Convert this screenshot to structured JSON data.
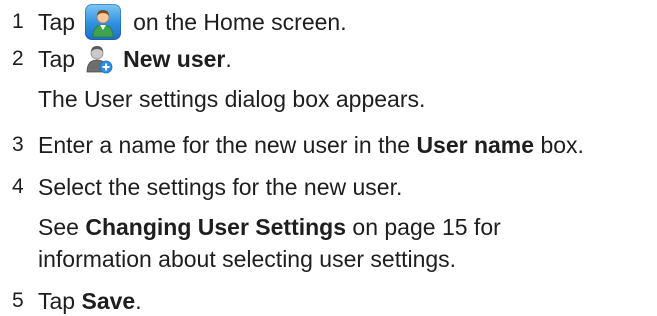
{
  "steps": [
    {
      "number": "1",
      "before": "Tap",
      "after": "on the Home screen.",
      "icon": "user-tile-icon"
    },
    {
      "number": "2",
      "before": "Tap",
      "bold": "New user",
      "after": ".",
      "icon": "new-user-icon"
    },
    {
      "note": "The User settings dialog box appears."
    },
    {
      "number": "3",
      "before": "Enter a name for the new user in the ",
      "bold": "User name",
      "after": " box."
    },
    {
      "number": "4",
      "text": "Select the settings for the new user."
    },
    {
      "note_bold": "Changing User Settings",
      "note_before": "See ",
      "note_after": " on page 15 for"
    },
    {
      "note": "information about selecting user settings."
    },
    {
      "number": "5",
      "before": "Tap ",
      "bold": "Save",
      "after": "."
    }
  ],
  "colors": {
    "text": "#1e1e1e",
    "tile_blue": "#2f8fe0"
  }
}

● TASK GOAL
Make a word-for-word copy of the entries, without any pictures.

● EXPECTED ANSWER
Convert this screenshot to structured JSON data.
{
  "steps": [
    {
      "number": "1",
      "before": "Tap",
      "after": "on the Home screen.",
      "icon": "user-tile-icon"
    },
    {
      "number": "2",
      "before": "Tap",
      "bold": "New user",
      "after": ".",
      "icon": "new-user-icon"
    },
    {
      "note": "The User settings dialog box appears."
    },
    {
      "number": "3",
      "before": "Enter a name for the new user in the ",
      "bold": "User name",
      "after": " box."
    },
    {
      "number": "4",
      "text": "Select the settings for the new user."
    },
    {
      "note_bold": "Changing User Settings",
      "note_before": "See ",
      "note_after": " on page 15 for"
    },
    {
      "note": "information about selecting user settings."
    },
    {
      "number": "5",
      "before": "Tap ",
      "bold": "Save",
      "after": "."
    }
  ],
  "colors": {
    "text": "#1e1e1e",
    "tile_blue": "#2f8fe0"
  }
}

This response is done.